In the movie, we see a young Hercules’ as he rises to fame for being a demi-God with some serious strength. When the hero-worship begins, he snags a sweet endorsement deal — but these aren’t Nike Jordans — they’re fresh to death Hercules sandals called Air-Hercs. When the villain Hades sees that one of his minions is rocking the Hercules sandals his response is simple and iconic: what are those?The phrase has now become a popular meme on Black Twitter going so far as being referenced in the “Black Panther” movieThe hero even has his own version of a Gatorade sponsorship, the drink is called “Herculade.”

A Latinx Megara embraces feminism.

Unlike other Disney women of the era, Megara was never waiting to be saved. She was sarcastic, witty, and pretty unimpressed with Hercules’ attempts to holler at her. Krysa Rodriguez’ Megara puts feminism at the forefront — again we see subtle codes made explicit. 

“In a new song, a pants-clad Meg imagines a world without men, envisioning it as a utopia where she could do as she pleases.
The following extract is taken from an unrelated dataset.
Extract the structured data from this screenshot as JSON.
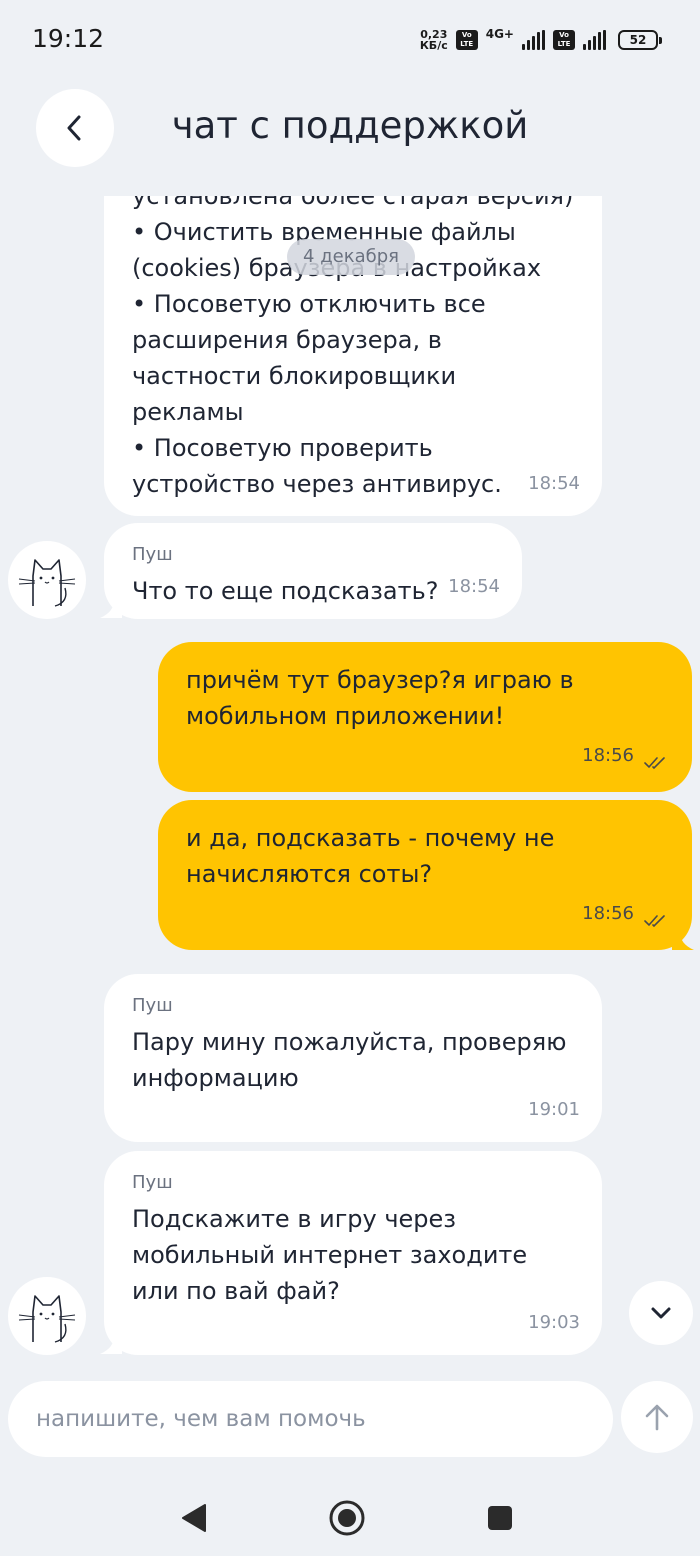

A dopey, lovestruck Hercules, seeking to demonstrate his feminist credentials, replies clumsily, ‘My mom’s a woman,’” writes Adrienne Westenfeld for Esquire.

Diversity is always an improvement. We live in a multicultural world, there is never anything wrong with reflecting that in the stories we tell. After all, it’s the stories we tell that teach us who we are and who we will become. For Hercules that is learning the truth about his traumatic past to create a better future — for America, well, it’s no different.